After this cuvée was first conceived, the recipe appeared to lurch around a little as each vintage was released.  It was a restless wine, but in 2019 it has found its roots and it possesses more than a little gravitas while still drinking very well from the off.  This finessing has involved pulling back on the oak component (30% in demi-muids) and this has resulted in the finest release to date.  In the past, I would happily have jumped over Rock Angel, hurrying swiftly from Whispering Angel, deployed as an ice-cool aperitif style, to Les Clans and Garrus for full-on gastronomic salvation.  But I feel I will leave Whispering to the millions of fans who love it, and drink it with slavish enthusiasm, and start my own Esclans journey with Rock.
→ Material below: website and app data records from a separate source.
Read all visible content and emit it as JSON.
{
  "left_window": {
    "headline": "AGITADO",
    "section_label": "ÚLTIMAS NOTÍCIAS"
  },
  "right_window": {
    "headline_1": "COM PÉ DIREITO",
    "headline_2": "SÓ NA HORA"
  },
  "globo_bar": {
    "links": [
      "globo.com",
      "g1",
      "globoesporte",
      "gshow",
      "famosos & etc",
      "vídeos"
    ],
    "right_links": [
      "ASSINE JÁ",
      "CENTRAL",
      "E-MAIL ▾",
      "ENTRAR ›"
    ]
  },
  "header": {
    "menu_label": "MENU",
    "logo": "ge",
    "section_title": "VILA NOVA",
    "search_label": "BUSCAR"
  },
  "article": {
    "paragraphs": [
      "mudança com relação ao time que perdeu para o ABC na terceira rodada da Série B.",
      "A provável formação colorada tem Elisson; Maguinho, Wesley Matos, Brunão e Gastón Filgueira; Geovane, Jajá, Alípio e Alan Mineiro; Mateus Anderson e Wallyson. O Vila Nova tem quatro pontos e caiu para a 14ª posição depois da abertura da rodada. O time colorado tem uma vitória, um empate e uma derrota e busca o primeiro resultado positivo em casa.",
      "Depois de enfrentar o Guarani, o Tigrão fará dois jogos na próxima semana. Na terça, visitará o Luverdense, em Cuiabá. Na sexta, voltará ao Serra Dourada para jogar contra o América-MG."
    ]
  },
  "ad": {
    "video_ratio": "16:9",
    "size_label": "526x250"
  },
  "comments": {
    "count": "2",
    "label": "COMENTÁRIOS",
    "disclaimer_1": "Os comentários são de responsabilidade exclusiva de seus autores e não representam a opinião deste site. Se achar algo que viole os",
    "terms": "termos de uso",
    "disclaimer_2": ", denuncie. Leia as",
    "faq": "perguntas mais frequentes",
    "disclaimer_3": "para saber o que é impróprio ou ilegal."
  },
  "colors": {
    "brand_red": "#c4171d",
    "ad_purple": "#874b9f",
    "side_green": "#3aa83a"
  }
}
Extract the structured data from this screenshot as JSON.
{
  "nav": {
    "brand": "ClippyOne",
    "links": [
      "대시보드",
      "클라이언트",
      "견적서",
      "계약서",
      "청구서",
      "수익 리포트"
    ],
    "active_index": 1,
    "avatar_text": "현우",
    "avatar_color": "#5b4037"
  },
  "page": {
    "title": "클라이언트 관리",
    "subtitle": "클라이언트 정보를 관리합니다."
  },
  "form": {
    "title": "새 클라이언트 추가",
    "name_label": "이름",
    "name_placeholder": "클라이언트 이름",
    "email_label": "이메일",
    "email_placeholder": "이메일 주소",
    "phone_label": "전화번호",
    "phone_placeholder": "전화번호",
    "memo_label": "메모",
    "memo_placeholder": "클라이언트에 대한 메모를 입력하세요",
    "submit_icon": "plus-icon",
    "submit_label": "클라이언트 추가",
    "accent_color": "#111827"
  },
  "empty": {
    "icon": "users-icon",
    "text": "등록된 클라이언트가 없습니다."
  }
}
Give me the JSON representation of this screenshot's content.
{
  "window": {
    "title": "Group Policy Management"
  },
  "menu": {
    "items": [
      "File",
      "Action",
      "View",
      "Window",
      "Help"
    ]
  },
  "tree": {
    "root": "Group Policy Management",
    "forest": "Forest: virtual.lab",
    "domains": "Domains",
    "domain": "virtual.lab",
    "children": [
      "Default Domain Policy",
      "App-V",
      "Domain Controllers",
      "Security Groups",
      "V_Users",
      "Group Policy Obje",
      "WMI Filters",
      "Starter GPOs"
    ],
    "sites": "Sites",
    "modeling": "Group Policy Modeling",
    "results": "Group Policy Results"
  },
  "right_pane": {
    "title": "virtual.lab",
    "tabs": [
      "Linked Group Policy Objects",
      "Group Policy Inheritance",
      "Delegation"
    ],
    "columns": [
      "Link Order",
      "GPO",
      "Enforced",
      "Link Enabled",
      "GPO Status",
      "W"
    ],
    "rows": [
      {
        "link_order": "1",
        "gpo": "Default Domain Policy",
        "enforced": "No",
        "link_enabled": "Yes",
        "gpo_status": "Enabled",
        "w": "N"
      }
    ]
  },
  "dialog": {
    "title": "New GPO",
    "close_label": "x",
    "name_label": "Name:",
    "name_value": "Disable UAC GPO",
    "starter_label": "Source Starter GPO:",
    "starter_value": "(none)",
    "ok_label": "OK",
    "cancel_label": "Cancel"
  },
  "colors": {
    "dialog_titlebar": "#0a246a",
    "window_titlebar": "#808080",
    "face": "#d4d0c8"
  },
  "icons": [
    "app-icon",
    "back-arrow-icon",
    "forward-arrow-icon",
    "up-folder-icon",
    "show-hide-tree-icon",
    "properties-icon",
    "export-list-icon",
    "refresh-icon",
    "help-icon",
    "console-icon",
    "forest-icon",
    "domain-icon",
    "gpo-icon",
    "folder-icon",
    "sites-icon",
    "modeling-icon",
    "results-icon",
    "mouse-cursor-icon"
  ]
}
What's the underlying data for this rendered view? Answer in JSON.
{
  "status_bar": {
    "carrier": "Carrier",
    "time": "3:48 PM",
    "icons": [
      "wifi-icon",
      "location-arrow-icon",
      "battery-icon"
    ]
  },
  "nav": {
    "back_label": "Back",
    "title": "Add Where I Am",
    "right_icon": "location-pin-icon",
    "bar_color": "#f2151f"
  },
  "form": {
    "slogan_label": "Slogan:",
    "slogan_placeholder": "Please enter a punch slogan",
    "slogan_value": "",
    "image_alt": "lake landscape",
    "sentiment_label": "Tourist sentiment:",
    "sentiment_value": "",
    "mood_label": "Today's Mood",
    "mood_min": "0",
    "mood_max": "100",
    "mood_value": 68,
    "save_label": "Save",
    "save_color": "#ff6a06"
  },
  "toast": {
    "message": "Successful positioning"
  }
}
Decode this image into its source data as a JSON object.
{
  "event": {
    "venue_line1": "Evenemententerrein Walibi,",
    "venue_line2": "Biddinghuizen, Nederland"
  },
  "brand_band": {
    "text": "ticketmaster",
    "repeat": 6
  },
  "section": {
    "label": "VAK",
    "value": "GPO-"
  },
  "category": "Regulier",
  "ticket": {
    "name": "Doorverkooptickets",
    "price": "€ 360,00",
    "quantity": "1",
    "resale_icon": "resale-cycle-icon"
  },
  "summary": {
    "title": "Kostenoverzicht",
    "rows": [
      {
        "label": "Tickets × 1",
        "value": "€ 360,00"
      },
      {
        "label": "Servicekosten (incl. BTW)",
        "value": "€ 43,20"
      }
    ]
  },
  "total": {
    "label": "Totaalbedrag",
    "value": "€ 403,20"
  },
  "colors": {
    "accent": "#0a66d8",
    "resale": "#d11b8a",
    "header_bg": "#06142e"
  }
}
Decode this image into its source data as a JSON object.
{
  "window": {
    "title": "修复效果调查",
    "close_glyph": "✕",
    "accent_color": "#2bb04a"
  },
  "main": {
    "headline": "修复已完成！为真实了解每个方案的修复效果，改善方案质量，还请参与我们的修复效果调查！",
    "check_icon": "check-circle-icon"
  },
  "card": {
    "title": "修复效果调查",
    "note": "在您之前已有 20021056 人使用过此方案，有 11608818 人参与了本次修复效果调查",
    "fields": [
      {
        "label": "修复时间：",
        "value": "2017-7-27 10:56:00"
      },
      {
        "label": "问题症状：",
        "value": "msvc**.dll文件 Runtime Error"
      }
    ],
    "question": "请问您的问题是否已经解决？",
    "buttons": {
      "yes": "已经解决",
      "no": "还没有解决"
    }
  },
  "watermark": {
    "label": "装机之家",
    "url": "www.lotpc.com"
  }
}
2019 Rock Angel is a suave and centred wine and while it retains some of the frivolity of Whispering, with tender moments and hypnotic pink grapefruit and melon tones, it has depth, tonality and, crucially, a long, dry and masterful, finish.  I would wager that most wine-keen folk, who happily bathe in Whispering without really giving it a second thought, would fall off their sunbeds if they tasted this wine and found out that they could trade up for less than a tenner.

So here it is – I know that my readers will do the right thing and get their hooters in a glass of Rock Angel before the week is out.  Whispering will continue its sotto voce delivery while Rock will communicate firmly and directly, with more than a hint of passion and yearning, to experienced wine lovers’ senses.  It will be sure to recruit followers, and it surely deserves to do so, but don’t tell everyone about this wine – after all, it is a relatively limited production, like Les Clans and Garrus!

Furthermore, I would wager that, from this moment onwards, Rock will be the firm foundation on which many build their upmarket, summer wine indulgences and Whispering will be left to do what it does best – to please its adoring crowd.   18/20 (drink now – 2021)